In the entries below, find each line bearing the string "value" and copy it.

Task input Block Start

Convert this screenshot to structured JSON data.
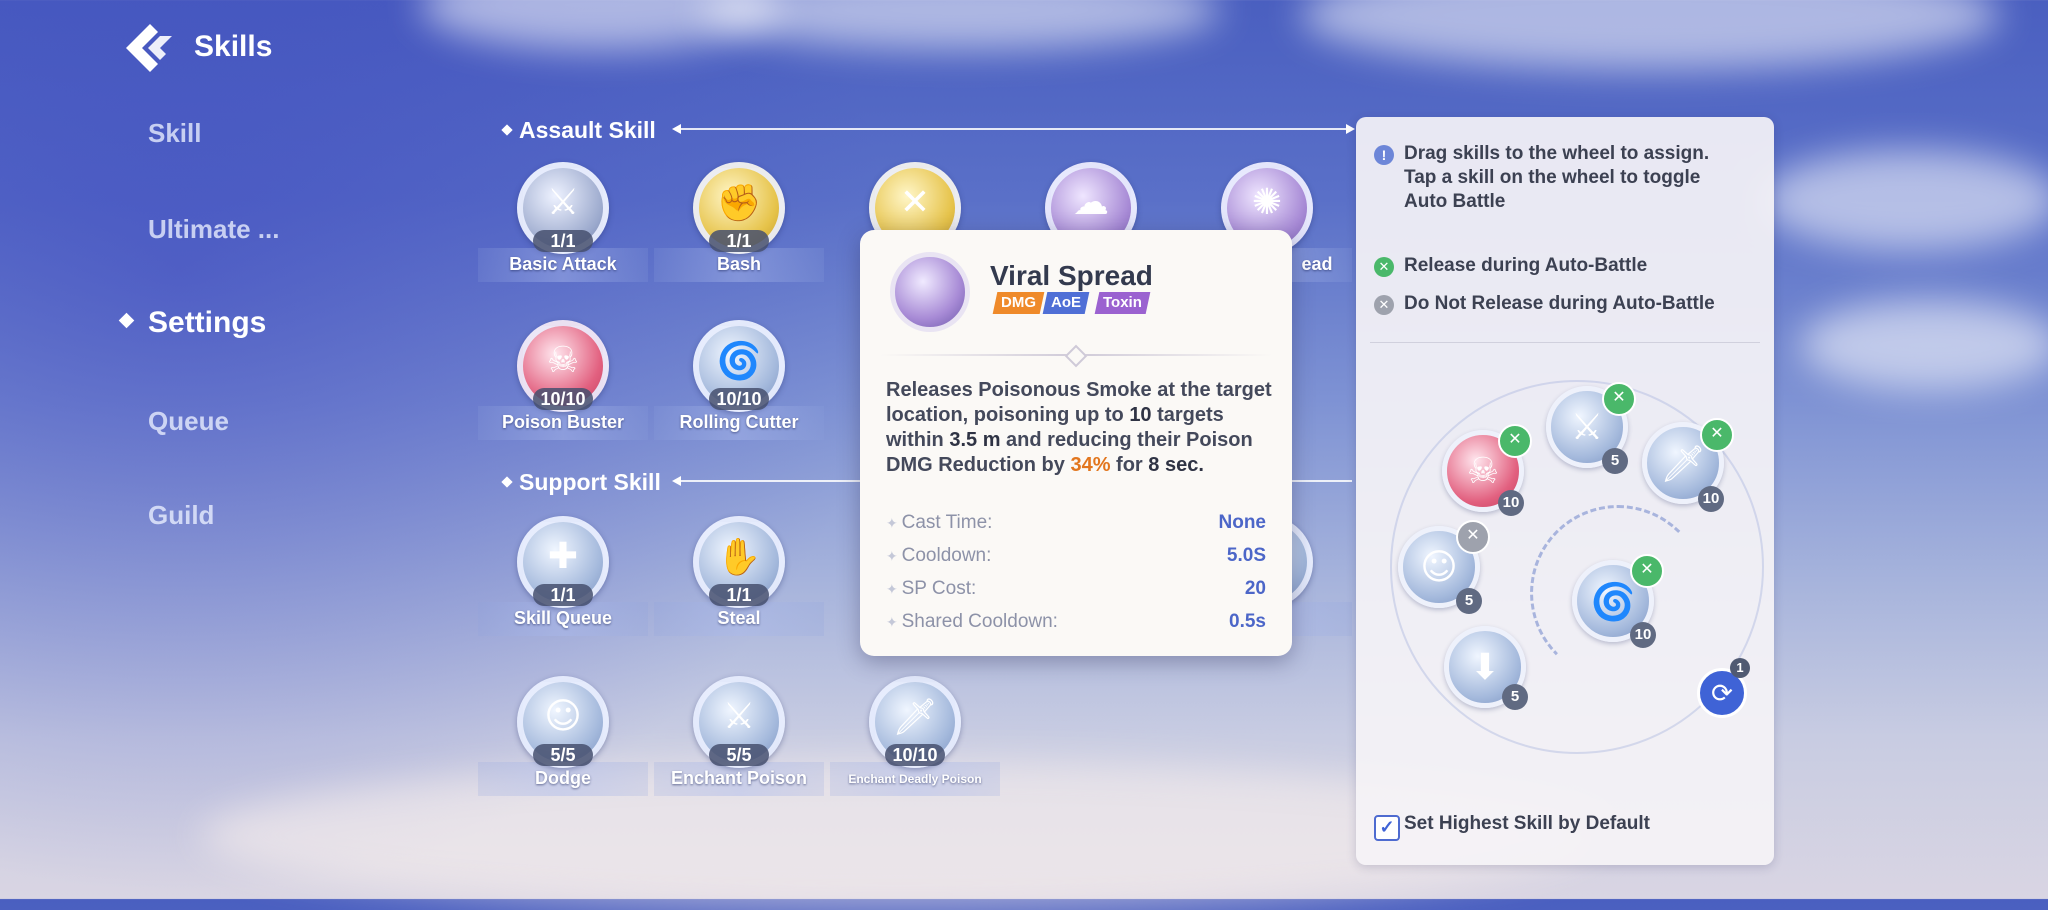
{
  "header": {
    "title": "Skills",
    "logo_icon": "chevron-logo-icon"
  },
  "nav": {
    "items": [
      {
        "label": "Skill",
        "active": false
      },
      {
        "label": "Ultimate ...",
        "active": false
      },
      {
        "label": "Settings",
        "active": true
      },
      {
        "label": "Queue",
        "active": false
      },
      {
        "label": "Guild",
        "active": false
      }
    ]
  },
  "sections": {
    "assault": "Assault Skill",
    "support": "Support Skill"
  },
  "assault_skills": [
    {
      "name": "Basic Attack",
      "level": "1/1",
      "color": "silver",
      "icon": "sword-icon"
    },
    {
      "name": "Bash",
      "level": "1/1",
      "color": "gold",
      "icon": "bash-icon"
    },
    {
      "name": "",
      "level": "",
      "color": "gold",
      "icon": "cross-slash-icon"
    },
    {
      "name": "",
      "level": "",
      "color": "purple",
      "icon": "smoke-icon"
    },
    {
      "name": "ead",
      "level": "",
      "color": "purple",
      "icon": "virus-icon"
    },
    {
      "name": "Poison Buster",
      "level": "10/10",
      "color": "pink",
      "icon": "skull-icon"
    },
    {
      "name": "Rolling Cutter",
      "level": "10/10",
      "color": "blue",
      "icon": "tornado-icon"
    }
  ],
  "support_skills": [
    {
      "name": "Skill Queue",
      "level": "1/1",
      "color": "blue",
      "icon": "queue-icon"
    },
    {
      "name": "Steal",
      "level": "1/1",
      "color": "blue",
      "icon": "steal-icon"
    },
    {
      "name": "Dodge",
      "level": "5/5",
      "color": "blue",
      "icon": "dodge-icon"
    },
    {
      "name": "Enchant Poison",
      "level": "5/5",
      "color": "blue",
      "icon": "enchant-icon"
    },
    {
      "name": "Enchant Deadly Poison",
      "level": "10/10",
      "color": "blue",
      "icon": "deadly-enchant-icon"
    }
  ],
  "tooltip": {
    "title": "Viral Spread",
    "tags": [
      "DMG",
      "AoE",
      "Toxin"
    ],
    "tag_colors": [
      "#ef8a2a",
      "#4f6fd6",
      "#9b62d0"
    ],
    "desc_part1": "Releases Poisonous Smoke at the target location, poisoning up to ",
    "desc_targets": "10",
    "desc_part2": " targets within ",
    "desc_range": "3.5 m",
    "desc_part3": " and reducing their Poison DMG Reduction by ",
    "desc_pct": "34%",
    "desc_part4": " for ",
    "desc_dur": "8 sec.",
    "stats": [
      {
        "label": "Cast Time:",
        "value": "None"
      },
      {
        "label": "Cooldown:",
        "value": "5.0S"
      },
      {
        "label": "SP Cost:",
        "value": "20"
      },
      {
        "label": "Shared Cooldown:",
        "value": "0.5s"
      }
    ]
  },
  "panel": {
    "info_line1": "Drag skills to the wheel to assign.",
    "info_line2": "Tap a skill on the wheel to toggle",
    "info_line3": "Auto Battle",
    "release_label": "Release during Auto-Battle",
    "no_release_label": "Do Not Release during Auto-Battle",
    "default_label": "Set Highest Skill by Default",
    "default_checked": true,
    "cycle_count": "1"
  },
  "wheel": [
    {
      "icon": "skull-icon",
      "num": "10",
      "badge": "release",
      "color": "pink"
    },
    {
      "icon": "sword-icon",
      "num": "5",
      "badge": "release",
      "color": "blue"
    },
    {
      "icon": "blade-icon",
      "num": "10",
      "badge": "release",
      "color": "blue"
    },
    {
      "icon": "dodge-icon",
      "num": "5",
      "badge": "no-release",
      "color": "blue"
    },
    {
      "icon": "tornado-icon",
      "num": "10",
      "badge": "release",
      "color": "blue"
    },
    {
      "icon": "down-arrow-icon",
      "num": "5",
      "badge": "none",
      "color": "blue"
    }
  ]
}
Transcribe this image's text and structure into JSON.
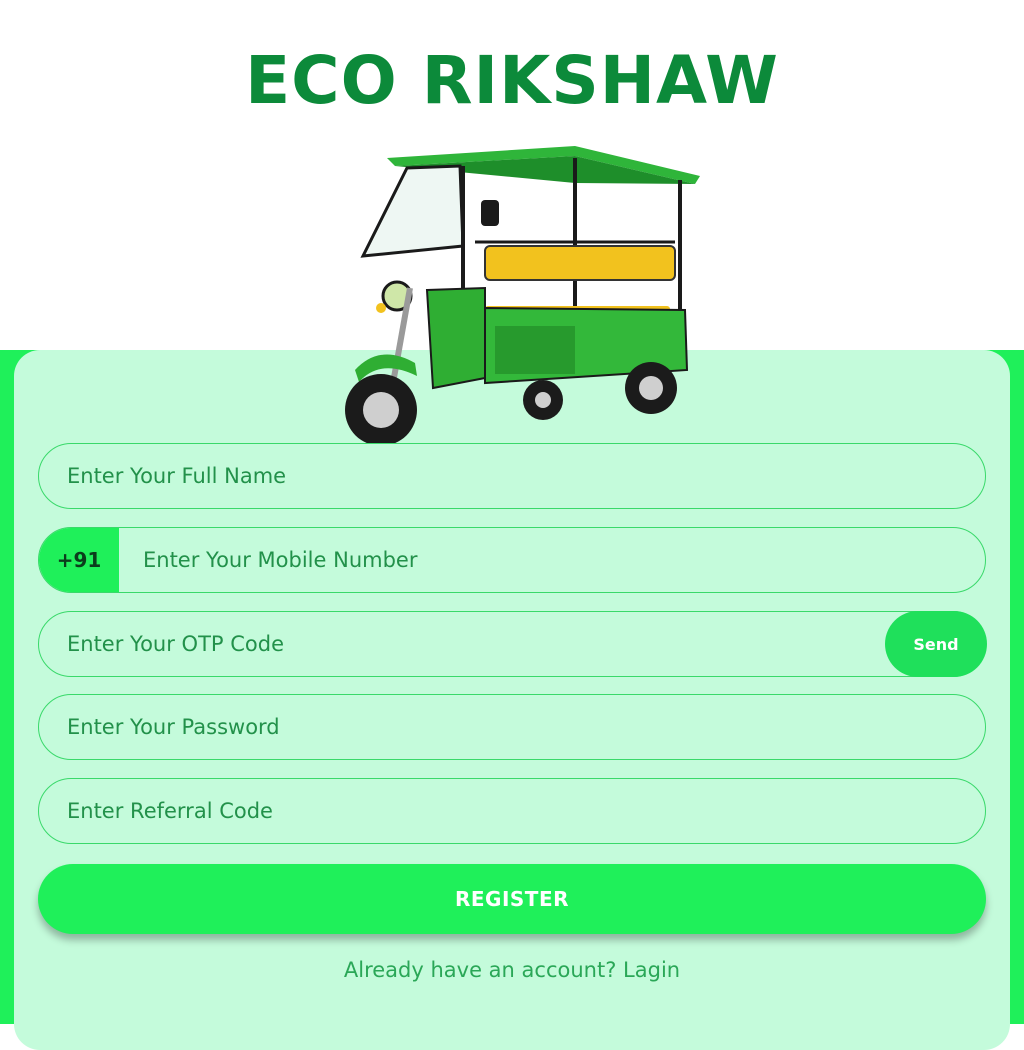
{
  "brand": {
    "title": "ECO RIKSHAW",
    "title_color": "#0c8a3a",
    "accent_color": "#1ff05a",
    "panel_color": "#c4fbdb"
  },
  "hero_image": {
    "icon": "e-rickshaw-illustration"
  },
  "form": {
    "full_name": {
      "placeholder": "Enter Your Full Name",
      "value": ""
    },
    "mobile": {
      "country_code": "+91",
      "placeholder": "Enter Your Mobile Number",
      "value": ""
    },
    "otp": {
      "placeholder": "Enter Your OTP Code",
      "value": "",
      "send_label": "Send"
    },
    "password": {
      "placeholder": "Enter Your Password",
      "value": ""
    },
    "referral": {
      "placeholder": "Enter Referral Code",
      "value": ""
    },
    "register_label": "REGISTER"
  },
  "footer": {
    "prompt": "Already have an account?",
    "login_label": "Lagin"
  }
}
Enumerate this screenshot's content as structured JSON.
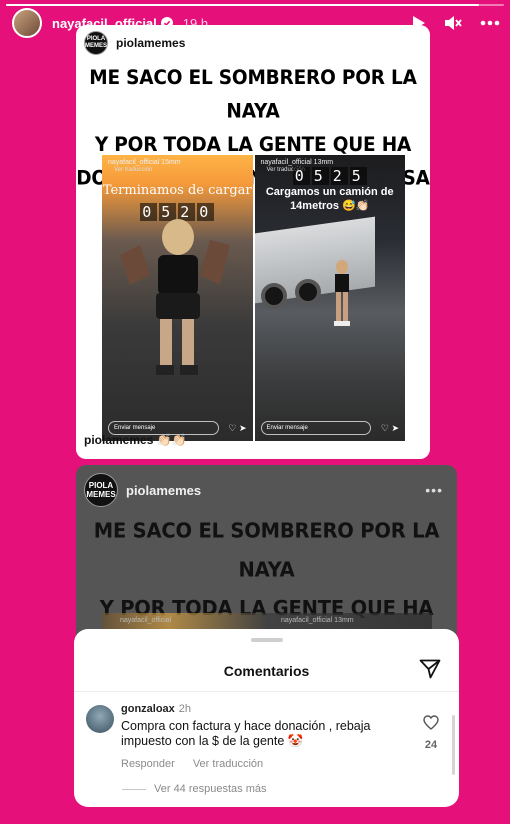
{
  "story": {
    "progress": 0.95,
    "username": "nayafacil_official",
    "time": "19 h",
    "icons": {
      "play": "play-icon",
      "mute": "speaker-muted-icon",
      "more": "more-horizontal-icon",
      "verified": "verified-badge-icon"
    },
    "colors": {
      "background": "#e6107a",
      "verified": "#3897f0"
    }
  },
  "post": {
    "username": "piolamemes",
    "logo_text": [
      "PIOLA",
      "MEMES"
    ],
    "headline": [
      "ME SACO EL SOMBRERO POR LA NAYA",
      "Y POR TODA LA GENTE QUE HA",
      "DONADO PARA UNA BUENA CAUSA"
    ],
    "caption_user": "piolamemes",
    "caption_text": "👏🏻👏🏻",
    "photos": [
      {
        "user": "nayafacil_official  15mm",
        "translate": "Ver traducción",
        "caption": "Terminamos  de cargar",
        "counter": [
          "0",
          "5",
          "2",
          "0"
        ],
        "message_placeholder": "Enviar mensaje"
      },
      {
        "user": "nayafacil_official  13mm",
        "translate": "Ver traducción",
        "caption": "Cargamos un camión de 14metros 😅👏🏻",
        "counter": [
          "0",
          "5",
          "2",
          "5"
        ],
        "message_placeholder": "Enviar mensaje"
      }
    ],
    "strip_labels": [
      "nayafacil_official",
      "nayafacil_official 13mm"
    ]
  },
  "comments": {
    "title": "Comentarios",
    "items": [
      {
        "user": "gonzaloax",
        "time": "2h",
        "text": "Compra con factura y hace donación , rebaja impuesto con la $ de la gente 🤡",
        "likes": "24",
        "reply_label": "Responder",
        "translate_label": "Ver traducción"
      }
    ],
    "more_replies": "Ver 44 respuestas más"
  }
}
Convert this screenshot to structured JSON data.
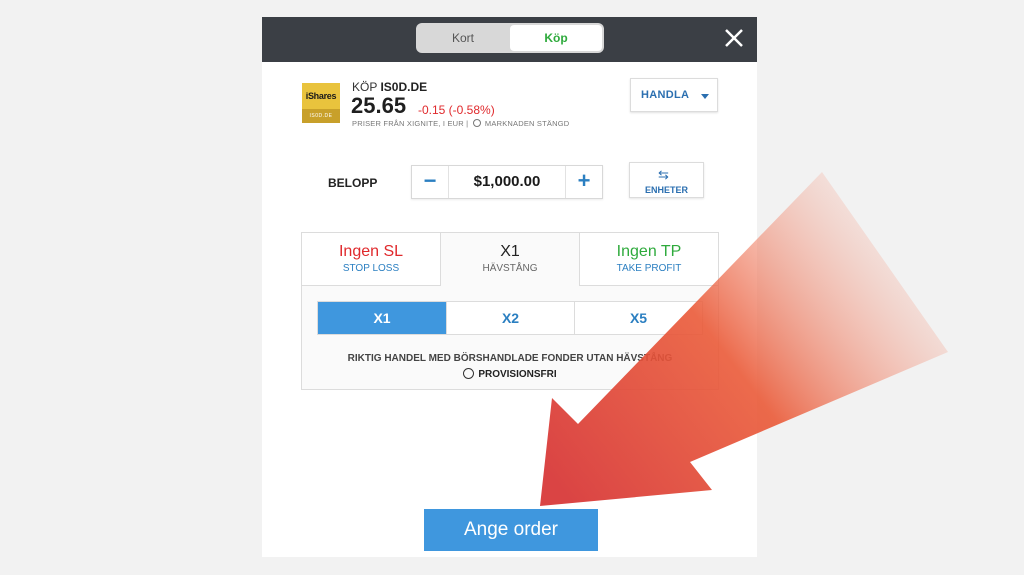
{
  "header": {
    "toggle": {
      "kort": "Kort",
      "kop": "Köp"
    }
  },
  "instrument": {
    "logo_top": "iShares",
    "logo_bottom": "IS0D.DE",
    "action": "KÖP",
    "symbol": "IS0D.DE",
    "price": "25.65",
    "change": "-0.15 (-0.58%)",
    "meta_source": "PRISER FRÅN XIGNITE, I EUR |",
    "meta_status": "MARKNADEN STÄNGD"
  },
  "handla": {
    "label": "HANDLA"
  },
  "amount": {
    "label": "BELOPP",
    "value": "$1,000.00",
    "units_label": "ENHETER"
  },
  "tabs": {
    "stop_loss": {
      "big": "Ingen SL",
      "small": "STOP LOSS"
    },
    "leverage": {
      "big": "X1",
      "small": "HÄVSTÅNG"
    },
    "take_profit": {
      "big": "Ingen TP",
      "small": "TAKE PROFIT"
    }
  },
  "leverage_options": [
    "X1",
    "X2",
    "X5"
  ],
  "note": "RIKTIG HANDEL MED BÖRSHANDLADE FONDER UTAN HÄVSTÅNG",
  "commission": "PROVISIONSFRI",
  "order_button": "Ange order",
  "colors": {
    "accent_blue": "#3f97de",
    "buy_green": "#2eaa3c",
    "loss_red": "#e0292c",
    "topbar": "#3b3f45"
  }
}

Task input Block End

-- Your response --
        "value": "None"
        "value": "5.0S"
        "value": "20"
        "value": "0.5s"
      "value": ""
      "value": ""
      "value": "",
      "value": ""
      "value": ""
    "value": "$1,000.00",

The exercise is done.